[ tahyt ]
/ taɪt /
|||

adjective, tight·er, tight·est.

adverb, tight·er, tight·est.

in a tight manner; closely; firmly; securely; tensely: Shut the door tight. The shirt fit tight across the shoulders.
soundly or deeply: to sleep tight.

Idioms

    sit tight, to take no action.

Origin of tight

1400–50; late Middle English, sandhi variant of Middle English thight dense, solid, tight < Old Norse thēttr (cognate with Old English -thiht firm, solid, Dutch, German dicht tight, close, dense)
Related forms
Dictionary.com Unabridged Based on the Random House Unabridged Dictionary, © Random House, Inc. 2019

Examples from the Web for tight

British Dictionary definitions for tight

tight

/ (taɪt) /

adjective

adverb

Derived Formstightly, adverbtightness, noun

Word Origin for tight

C14: probably variant of thight, from Old Norse thēttr close; related to Middle High German dīhte thick
Collins English Dictionary - Complete & Unabridged 2012 Digital Edition © William Collins Sons & Co. Ltd. 1979, 1986 © HarperCollins Publishers 1998, 2000, 2003, 2005, 2006, 2007, 2009, 2012

Word Origin and History for tight

tight


adj.

mid-15c., "dense, close, compact," from Middle English thight, from Old Norse þettr "watertight, close in texture, solid," from Proto-Germanic *thenkhtuz (cf. second element in Old English meteþiht "stout from eating;" Middle High German dihte "dense, thick," German dicht "dense, tight," Old High German gidigan, German gediegen "genuine, solid, worthy"), from PIE root *tenk- "to become firm, curdle, thicken" (cf. Irish techt "curdled, coagulated," Lithuanian tankus "close, tight," Persian tang "tight," Sanskrit tanakti "draws together, contracts").
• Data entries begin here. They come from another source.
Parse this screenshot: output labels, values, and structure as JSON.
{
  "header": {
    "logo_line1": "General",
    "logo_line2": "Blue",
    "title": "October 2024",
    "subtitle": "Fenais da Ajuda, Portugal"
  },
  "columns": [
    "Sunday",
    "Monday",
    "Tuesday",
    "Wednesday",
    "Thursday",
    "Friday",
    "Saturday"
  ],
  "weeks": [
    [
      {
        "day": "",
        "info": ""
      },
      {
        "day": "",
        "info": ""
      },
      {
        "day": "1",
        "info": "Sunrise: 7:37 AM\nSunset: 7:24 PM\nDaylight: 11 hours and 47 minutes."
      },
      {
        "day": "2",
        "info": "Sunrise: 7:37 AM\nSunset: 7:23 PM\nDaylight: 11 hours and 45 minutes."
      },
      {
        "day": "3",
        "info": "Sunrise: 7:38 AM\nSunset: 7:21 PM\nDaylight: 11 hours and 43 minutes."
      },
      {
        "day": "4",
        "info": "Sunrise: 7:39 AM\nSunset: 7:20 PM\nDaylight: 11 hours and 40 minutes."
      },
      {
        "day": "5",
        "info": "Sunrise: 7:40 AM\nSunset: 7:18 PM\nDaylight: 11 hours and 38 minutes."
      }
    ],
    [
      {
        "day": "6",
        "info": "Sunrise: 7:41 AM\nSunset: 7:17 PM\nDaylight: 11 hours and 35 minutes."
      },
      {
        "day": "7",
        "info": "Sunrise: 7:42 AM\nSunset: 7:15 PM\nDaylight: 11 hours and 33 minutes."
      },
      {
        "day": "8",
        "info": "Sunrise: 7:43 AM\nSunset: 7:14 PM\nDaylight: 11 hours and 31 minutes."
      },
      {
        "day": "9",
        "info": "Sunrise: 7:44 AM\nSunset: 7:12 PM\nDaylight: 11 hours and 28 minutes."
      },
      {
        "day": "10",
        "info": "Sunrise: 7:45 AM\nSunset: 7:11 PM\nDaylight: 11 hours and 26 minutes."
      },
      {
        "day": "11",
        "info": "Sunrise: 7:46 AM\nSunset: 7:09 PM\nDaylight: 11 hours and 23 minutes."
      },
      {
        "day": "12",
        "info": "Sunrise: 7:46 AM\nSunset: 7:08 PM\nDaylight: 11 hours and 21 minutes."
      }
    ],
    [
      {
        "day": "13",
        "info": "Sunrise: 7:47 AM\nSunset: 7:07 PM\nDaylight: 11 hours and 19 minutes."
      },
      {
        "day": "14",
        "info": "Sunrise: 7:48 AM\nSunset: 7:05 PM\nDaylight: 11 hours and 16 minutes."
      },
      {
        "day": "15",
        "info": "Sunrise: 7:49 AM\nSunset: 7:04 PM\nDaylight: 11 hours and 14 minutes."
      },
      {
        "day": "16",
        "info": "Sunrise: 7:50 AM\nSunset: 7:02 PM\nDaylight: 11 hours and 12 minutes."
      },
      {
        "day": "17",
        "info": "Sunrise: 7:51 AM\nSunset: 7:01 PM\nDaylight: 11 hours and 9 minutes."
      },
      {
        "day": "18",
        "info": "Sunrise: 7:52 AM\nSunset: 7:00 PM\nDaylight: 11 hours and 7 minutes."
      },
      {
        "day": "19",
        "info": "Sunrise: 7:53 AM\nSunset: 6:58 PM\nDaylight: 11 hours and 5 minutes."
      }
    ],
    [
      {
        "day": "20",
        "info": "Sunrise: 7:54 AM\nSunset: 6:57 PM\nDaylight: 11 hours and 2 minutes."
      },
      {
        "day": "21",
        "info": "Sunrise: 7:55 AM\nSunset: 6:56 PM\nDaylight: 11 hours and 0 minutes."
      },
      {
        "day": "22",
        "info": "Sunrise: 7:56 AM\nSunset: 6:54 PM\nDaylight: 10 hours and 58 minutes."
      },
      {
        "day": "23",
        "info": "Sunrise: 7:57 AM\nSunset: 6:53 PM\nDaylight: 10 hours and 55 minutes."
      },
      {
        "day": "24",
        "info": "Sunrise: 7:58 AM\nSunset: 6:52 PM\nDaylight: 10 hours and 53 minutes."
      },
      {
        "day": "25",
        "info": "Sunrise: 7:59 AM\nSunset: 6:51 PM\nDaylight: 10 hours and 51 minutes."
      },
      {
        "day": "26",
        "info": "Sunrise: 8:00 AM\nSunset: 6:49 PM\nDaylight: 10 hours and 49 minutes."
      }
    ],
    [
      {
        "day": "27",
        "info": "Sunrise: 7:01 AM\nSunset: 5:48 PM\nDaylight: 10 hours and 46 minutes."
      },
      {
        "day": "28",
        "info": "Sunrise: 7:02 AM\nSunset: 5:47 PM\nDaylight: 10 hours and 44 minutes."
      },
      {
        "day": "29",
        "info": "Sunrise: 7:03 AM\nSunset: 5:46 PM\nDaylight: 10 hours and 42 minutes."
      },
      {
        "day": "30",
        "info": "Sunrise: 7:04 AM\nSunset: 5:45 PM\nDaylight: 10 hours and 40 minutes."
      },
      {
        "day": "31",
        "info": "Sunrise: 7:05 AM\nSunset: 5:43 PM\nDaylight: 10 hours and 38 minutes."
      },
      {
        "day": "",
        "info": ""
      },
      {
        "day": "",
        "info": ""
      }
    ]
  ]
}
Sense of "drawn, stretched" is from 1570s; meaning "fitting closely" (as of garments) is from 1779; that of "evenly matched" (of a contest, bargain, etc.) is from 1828, American English; that of "drunk" is from 1830; that of "close, sympathetic" is from 1956. Tight-assed "unwilling to relax" is attested from 1903. Tight-laced is recorded from 1741 in both the literal and figurative senses. Tight-lipped is first attested 1876.

Online Etymology Dictionary, © 2010 Douglas Harper
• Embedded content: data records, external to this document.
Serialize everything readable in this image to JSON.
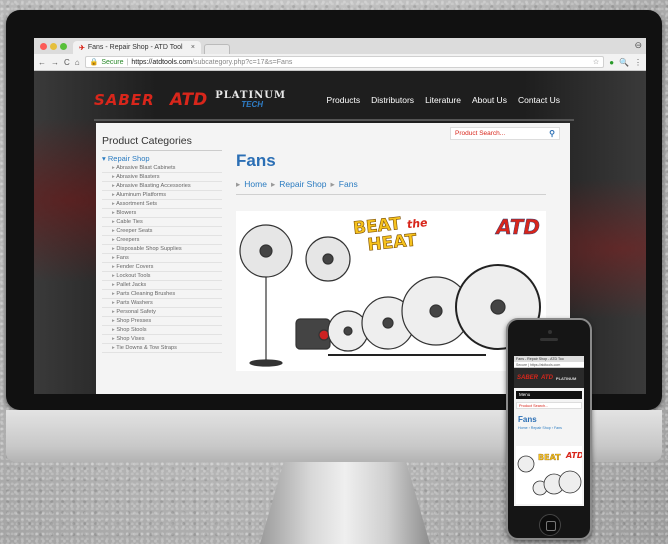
{
  "browser": {
    "tab_title": "Fans - Repair Shop - ATD Tool",
    "close_glyph": "×",
    "url_secure_label": "Secure",
    "url_domain": "https://atdtools.com",
    "url_path": "/subcategory.php?c=17&s=Fans"
  },
  "nav": {
    "logo_saber": "SABER",
    "logo_atd": "ATD",
    "logo_platinum": "PLATINUM",
    "logo_tech": "TECH",
    "menu": [
      "Products",
      "Distributors",
      "Literature",
      "About Us",
      "Contact Us"
    ]
  },
  "sidebar": {
    "heading": "Product Categories",
    "parent": "Repair Shop",
    "items": [
      "Abrasive Blast Cabinets",
      "Abrasive Blasters",
      "Abrasive Blasting Accessories",
      "Aluminum Platforms",
      "Assortment Sets",
      "Blowers",
      "Cable Ties",
      "Creeper Seats",
      "Creepers",
      "Disposable Shop Supplies",
      "Fans",
      "Fender Covers",
      "Lockout Tools",
      "Pallet Jacks",
      "Parts Cleaning Brushes",
      "Parts Washers",
      "Personal Safety",
      "Shop Presses",
      "Shop Stools",
      "Shop Vises",
      "Tie Downs & Tow Straps"
    ]
  },
  "search": {
    "placeholder": "Product Search..."
  },
  "main": {
    "title": "Fans",
    "breadcrumb": [
      "Home",
      "Repair Shop",
      "Fans"
    ],
    "hero_line1": "BEAT",
    "hero_the": "the",
    "hero_line2": "HEAT",
    "hero_brand": "ATD"
  },
  "phone": {
    "tab_title": "Fans - Repair Shop - ATD Too",
    "url": "Secure | https://atdtools.com",
    "menu_label": "Menu",
    "search_placeholder": "Product Search...",
    "title": "Fans",
    "breadcrumb": "Home › Repair Shop › Fans"
  },
  "colors": {
    "brand_red": "#d8261b",
    "link_blue": "#2b7cc1",
    "title_blue": "#2b6fb5"
  }
}
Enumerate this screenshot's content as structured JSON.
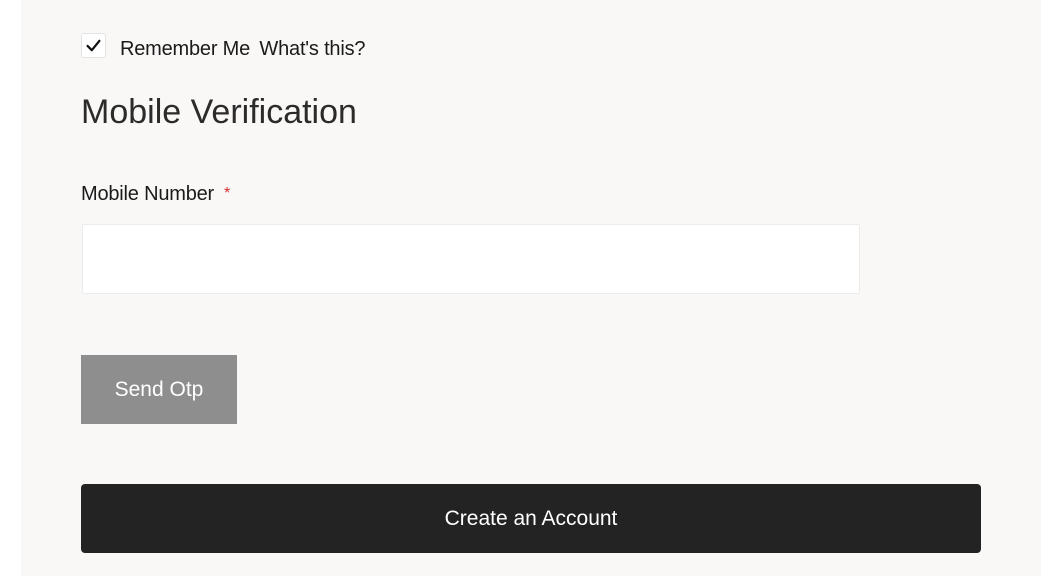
{
  "remember": {
    "checked": true,
    "label": "Remember Me",
    "help_link": "What's this?"
  },
  "verification": {
    "title": "Mobile Verification",
    "mobile_label": "Mobile Number",
    "required_marker": "*",
    "mobile_value": "",
    "send_otp_label": "Send Otp"
  },
  "actions": {
    "create_account_label": "Create an Account"
  },
  "colors": {
    "panel_bg": "#f9f8f7",
    "send_otp_bg": "#8e8e8e",
    "create_account_bg": "#232323",
    "required": "#d32f2f"
  },
  "icons": {
    "checkbox": "checkmark-icon"
  }
}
Idioms and Phrases with tight

tight


In addition to the idioms beginning with tight

  • tight as a drum
  • tight as a tick
  • tighten one's belt
  • tighten the screws
  • tight rein on, a
  • tight ship
  • tight spot
  • tight squeeze
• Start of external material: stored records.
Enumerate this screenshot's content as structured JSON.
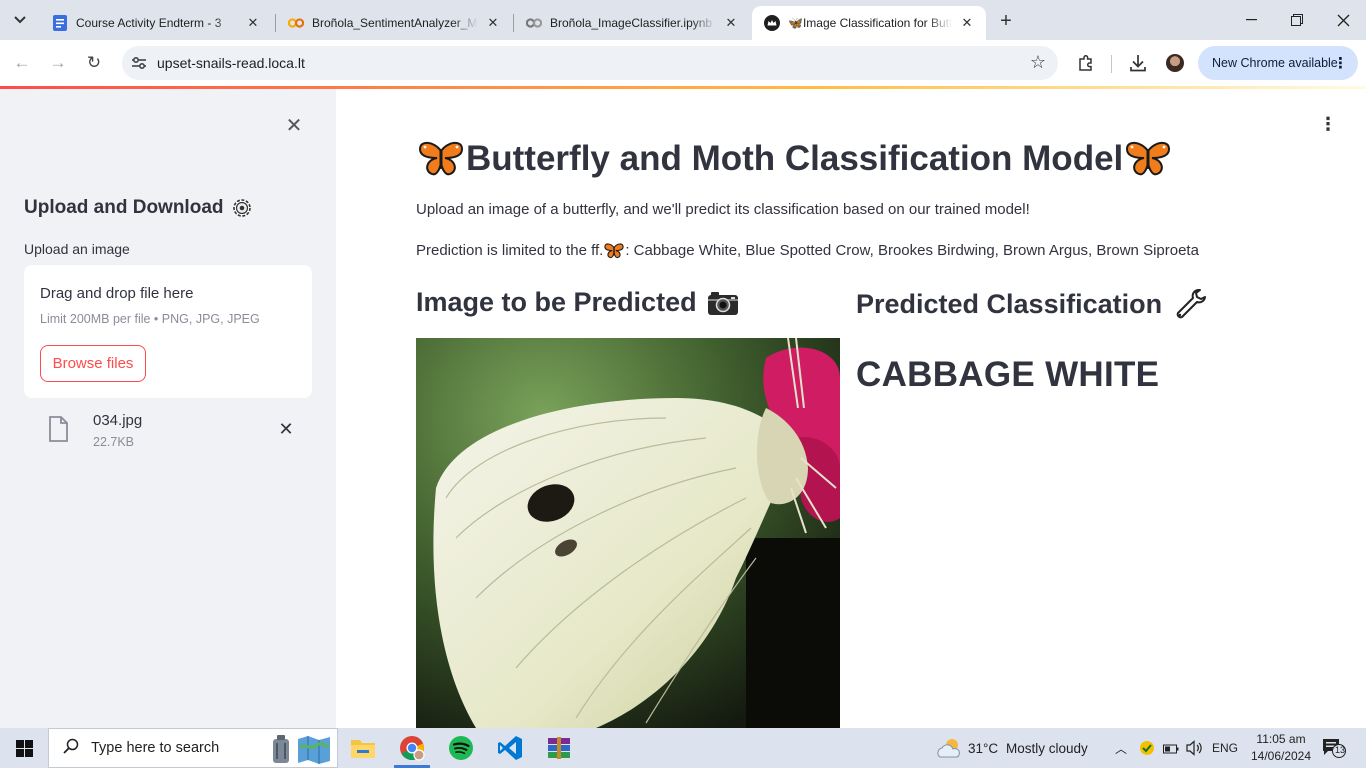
{
  "browser": {
    "tabs": [
      {
        "title": "Course Activity Endterm - 3",
        "favicon": "forms-icon",
        "active": false
      },
      {
        "title": "Broñola_SentimentAnalyzer_Mc",
        "favicon": "colab-icon",
        "active": false
      },
      {
        "title": "Broñola_ImageClassifier.ipynb -",
        "favicon": "colab-gray-icon",
        "active": false
      },
      {
        "title": "🦋Image Classification for Butt",
        "favicon": "streamlit-crown-icon",
        "active": true
      }
    ],
    "url": "upset-snails-read.loca.lt",
    "new_chrome_label": "New Chrome available"
  },
  "sidebar": {
    "heading": "Upload and Download",
    "upload_label": "Upload an image",
    "dropzone_title": "Drag and drop file here",
    "dropzone_limit": "Limit 200MB per file • PNG, JPG, JPEG",
    "browse_label": "Browse files",
    "file": {
      "name": "034.jpg",
      "size": "22.7KB"
    }
  },
  "main": {
    "title": "Butterfly and Moth Classification Model",
    "description": "Upload an image of a butterfly, and we'll predict its classification based on our trained model!",
    "limits_prefix": "Prediction is limited to the ff.",
    "limits_list": ": Cabbage White, Blue Spotted Crow, Brookes Birdwing, Brown Argus, Brown Siproeta",
    "left_heading": "Image to be Predicted",
    "right_heading": "Predicted Classification",
    "prediction": "CABBAGE WHITE"
  },
  "taskbar": {
    "search_placeholder": "Type here to search",
    "weather_temp": "31°C",
    "weather_desc": "Mostly cloudy",
    "language": "ENG",
    "time": "11:05 am",
    "date": "14/06/2024",
    "notification_count": "13"
  },
  "colors": {
    "streamlit_red": "#ff4b4b",
    "sidebar_bg": "#f0f2f6",
    "text": "#31333f",
    "chrome_frame": "#dfe3eb",
    "new_chrome_pill": "#d3e3fd"
  }
}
also see:

  • in a bind (tight corner)
  • sit tight
The American Heritage® Idioms Dictionary Copyright © 2002, 2001, 1995 by Houghton Mifflin Harcourt Publishing Company. Published by Houghton Mifflin Harcourt Publishing Company.